### About this exercise
Exact copy, pictures excluded: the lines from the one containing "Serialize everything readable" to the end of the listing.

(Beginning of Records for this task)

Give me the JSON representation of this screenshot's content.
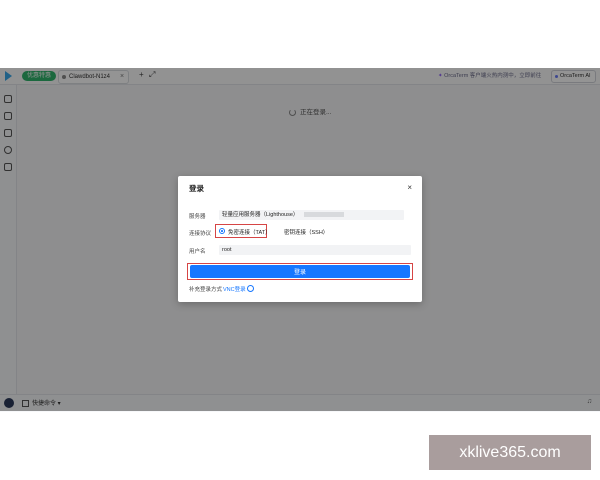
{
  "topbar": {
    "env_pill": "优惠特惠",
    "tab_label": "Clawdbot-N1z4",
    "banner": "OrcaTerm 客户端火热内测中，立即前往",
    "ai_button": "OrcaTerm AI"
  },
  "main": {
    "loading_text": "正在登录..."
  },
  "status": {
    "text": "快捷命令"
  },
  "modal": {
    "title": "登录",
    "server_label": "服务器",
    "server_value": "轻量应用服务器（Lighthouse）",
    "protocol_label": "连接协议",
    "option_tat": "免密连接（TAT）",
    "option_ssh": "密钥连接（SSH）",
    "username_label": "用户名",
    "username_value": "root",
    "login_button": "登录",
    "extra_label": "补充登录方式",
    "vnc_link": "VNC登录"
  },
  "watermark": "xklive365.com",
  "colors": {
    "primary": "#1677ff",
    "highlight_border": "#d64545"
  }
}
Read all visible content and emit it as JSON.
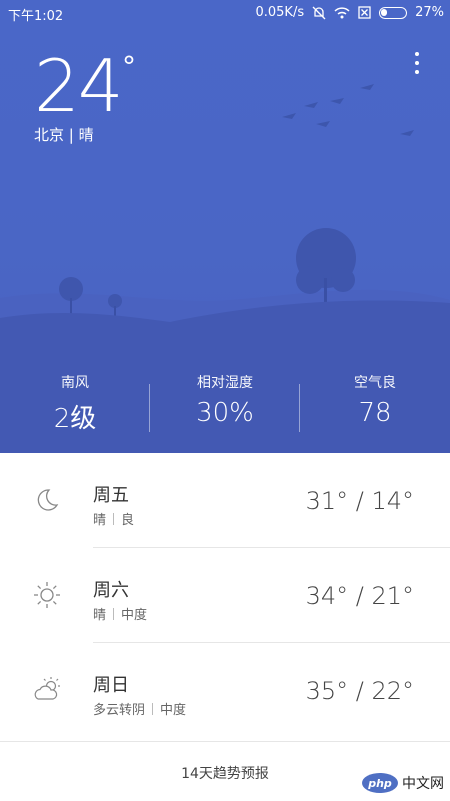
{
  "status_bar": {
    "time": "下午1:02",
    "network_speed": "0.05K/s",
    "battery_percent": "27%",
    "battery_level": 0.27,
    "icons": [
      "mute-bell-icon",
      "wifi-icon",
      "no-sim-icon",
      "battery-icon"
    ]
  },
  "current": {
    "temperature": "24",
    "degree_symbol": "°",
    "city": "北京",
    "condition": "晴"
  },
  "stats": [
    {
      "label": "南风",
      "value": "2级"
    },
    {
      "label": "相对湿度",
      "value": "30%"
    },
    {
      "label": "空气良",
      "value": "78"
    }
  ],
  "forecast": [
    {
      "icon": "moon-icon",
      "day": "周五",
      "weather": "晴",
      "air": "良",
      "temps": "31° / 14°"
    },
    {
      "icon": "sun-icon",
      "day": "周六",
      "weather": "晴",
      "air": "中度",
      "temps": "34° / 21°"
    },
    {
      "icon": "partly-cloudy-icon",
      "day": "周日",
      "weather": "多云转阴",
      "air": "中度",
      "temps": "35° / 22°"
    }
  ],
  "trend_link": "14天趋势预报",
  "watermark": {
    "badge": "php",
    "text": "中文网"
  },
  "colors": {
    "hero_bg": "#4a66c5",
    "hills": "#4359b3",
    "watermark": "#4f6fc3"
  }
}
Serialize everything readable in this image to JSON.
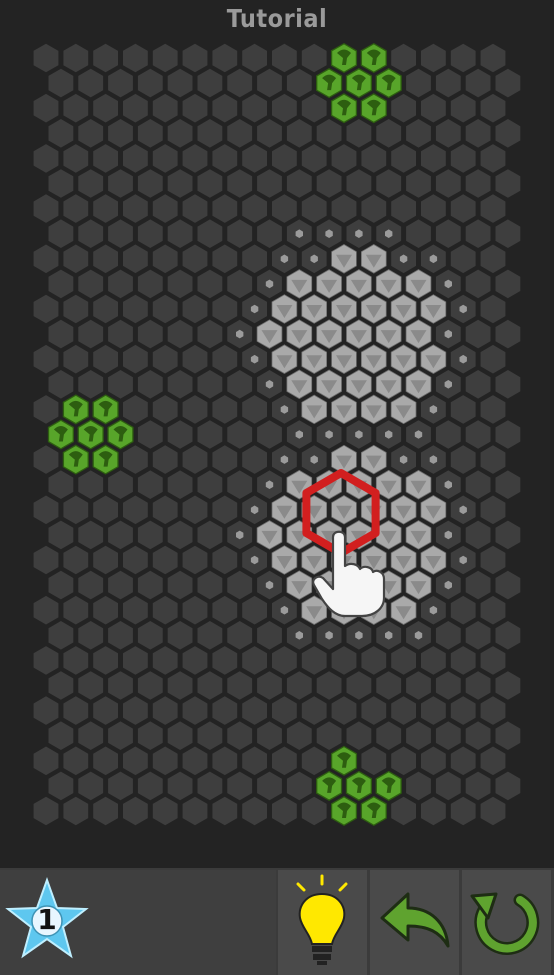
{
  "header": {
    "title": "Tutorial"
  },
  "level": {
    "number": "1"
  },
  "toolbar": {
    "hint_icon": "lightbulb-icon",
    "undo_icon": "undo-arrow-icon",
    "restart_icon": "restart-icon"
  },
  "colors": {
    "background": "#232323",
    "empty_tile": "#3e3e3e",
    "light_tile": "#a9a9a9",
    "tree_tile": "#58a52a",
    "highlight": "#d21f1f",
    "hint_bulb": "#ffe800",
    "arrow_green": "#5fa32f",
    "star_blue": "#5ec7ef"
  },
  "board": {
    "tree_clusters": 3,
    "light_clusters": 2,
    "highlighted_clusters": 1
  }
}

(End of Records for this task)

### Exercise result
Serialize everything readable in this image to JSON.
{
  "header": {
    "title": "Tutorial"
  },
  "level": {
    "number": "1"
  },
  "toolbar": {
    "hint_icon": "lightbulb-icon",
    "undo_icon": "undo-arrow-icon",
    "restart_icon": "restart-icon"
  },
  "colors": {
    "background": "#232323",
    "empty_tile": "#3e3e3e",
    "light_tile": "#a9a9a9",
    "tree_tile": "#58a52a",
    "highlight": "#d21f1f",
    "hint_bulb": "#ffe800",
    "arrow_green": "#5fa32f",
    "star_blue": "#5ec7ef"
  },
  "board": {
    "tree_clusters": 3,
    "light_clusters": 2,
    "highlighted_clusters": 1
  }
}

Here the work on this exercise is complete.